Crushing coronavirus means ‘breaking the habits of a lifetime.’ Behavior scientists have some tips
With no vaccine or medication to cope with the novel coronavirus, people around the world have sought—or been ordered to seek—protection by changing the way they act in ways large and small, from their washing hands more frequently to avoiding almost all physical contact. Now, government and industry leaders are turning to behavioral scientists for advice on how to persuade their citizens and workers to abide by such dramatic changes.
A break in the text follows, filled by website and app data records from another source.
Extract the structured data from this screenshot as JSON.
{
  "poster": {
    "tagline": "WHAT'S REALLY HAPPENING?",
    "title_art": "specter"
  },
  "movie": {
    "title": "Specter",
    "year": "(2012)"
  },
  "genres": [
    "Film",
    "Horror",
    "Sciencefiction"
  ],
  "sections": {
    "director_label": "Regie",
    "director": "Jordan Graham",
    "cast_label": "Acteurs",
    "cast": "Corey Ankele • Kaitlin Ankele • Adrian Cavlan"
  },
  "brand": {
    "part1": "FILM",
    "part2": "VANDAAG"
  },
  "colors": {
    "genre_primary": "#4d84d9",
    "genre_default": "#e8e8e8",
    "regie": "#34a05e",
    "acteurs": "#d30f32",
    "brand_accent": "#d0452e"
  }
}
To beat the pandemic, we need “a more rapid change of behavior than I can think of in recent human history,” says Robb Willer, a sociologist at Stanford University. He recently helped recruit more than 40 top behavioral scientists to summarize their field’s research on how to steer people into certain actions and how it might aid the response to the pandemic.